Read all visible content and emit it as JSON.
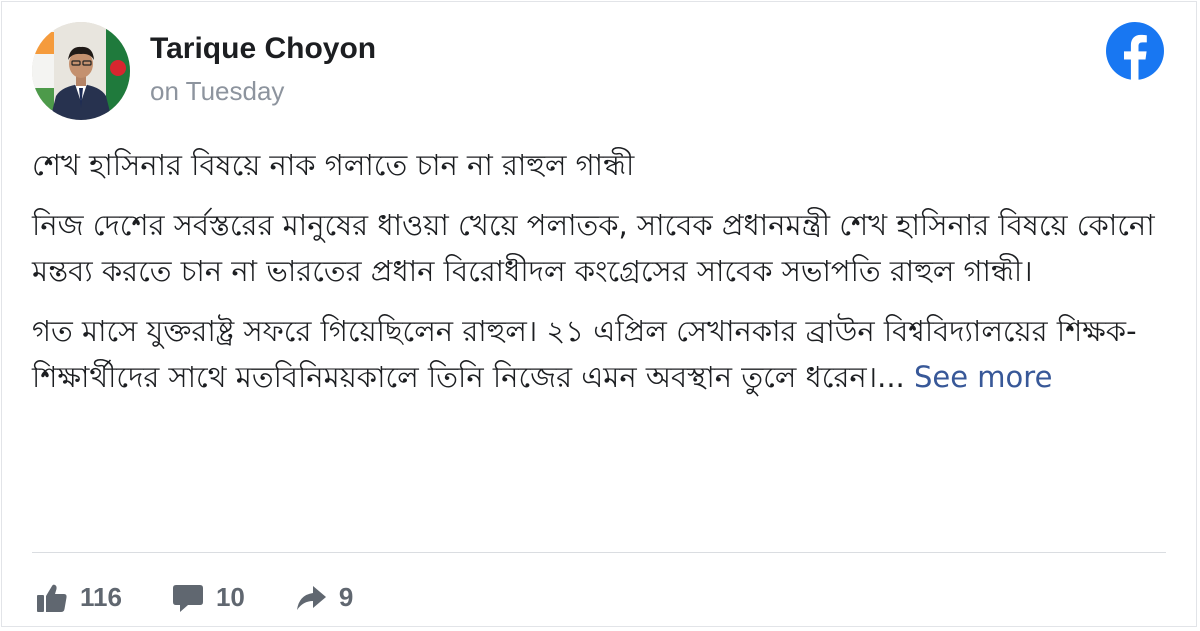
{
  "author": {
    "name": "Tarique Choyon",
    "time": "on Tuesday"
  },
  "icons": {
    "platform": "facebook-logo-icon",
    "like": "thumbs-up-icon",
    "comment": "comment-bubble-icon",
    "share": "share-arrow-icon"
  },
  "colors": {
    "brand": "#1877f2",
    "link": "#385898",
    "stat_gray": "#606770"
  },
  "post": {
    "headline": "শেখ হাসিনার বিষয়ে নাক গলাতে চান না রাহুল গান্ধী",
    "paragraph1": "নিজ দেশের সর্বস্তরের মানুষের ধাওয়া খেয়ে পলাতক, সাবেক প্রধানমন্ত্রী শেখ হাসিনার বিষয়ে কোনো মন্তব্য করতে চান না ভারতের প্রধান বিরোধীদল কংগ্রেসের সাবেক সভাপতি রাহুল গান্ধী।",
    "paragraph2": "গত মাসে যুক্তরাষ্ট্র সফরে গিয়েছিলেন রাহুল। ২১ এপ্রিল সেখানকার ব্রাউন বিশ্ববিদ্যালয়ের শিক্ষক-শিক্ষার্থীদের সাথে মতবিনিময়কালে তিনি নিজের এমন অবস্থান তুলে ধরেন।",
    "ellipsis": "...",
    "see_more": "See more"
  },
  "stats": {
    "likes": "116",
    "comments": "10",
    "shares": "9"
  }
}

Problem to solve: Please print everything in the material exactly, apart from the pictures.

Expected output:
Read all visible content and emit it as JSON.
{
  "author": {
    "name": "Tarique Choyon",
    "time": "on Tuesday"
  },
  "icons": {
    "platform": "facebook-logo-icon",
    "like": "thumbs-up-icon",
    "comment": "comment-bubble-icon",
    "share": "share-arrow-icon"
  },
  "colors": {
    "brand": "#1877f2",
    "link": "#385898",
    "stat_gray": "#606770"
  },
  "post": {
    "headline": "শেখ হাসিনার বিষয়ে নাক গলাতে চান না রাহুল গান্ধী",
    "paragraph1": "নিজ দেশের সর্বস্তরের মানুষের ধাওয়া খেয়ে পলাতক, সাবেক প্রধানমন্ত্রী শেখ হাসিনার বিষয়ে কোনো মন্তব্য করতে চান না ভারতের প্রধান বিরোধীদল কংগ্রেসের সাবেক সভাপতি রাহুল গান্ধী।",
    "paragraph2": "গত মাসে যুক্তরাষ্ট্র সফরে গিয়েছিলেন রাহুল। ২১ এপ্রিল সেখানকার ব্রাউন বিশ্ববিদ্যালয়ের শিক্ষক-শিক্ষার্থীদের সাথে মতবিনিময়কালে তিনি নিজের এমন অবস্থান তুলে ধরেন।",
    "ellipsis": "...",
    "see_more": "See more"
  },
  "stats": {
    "likes": "116",
    "comments": "10",
    "shares": "9"
  }
}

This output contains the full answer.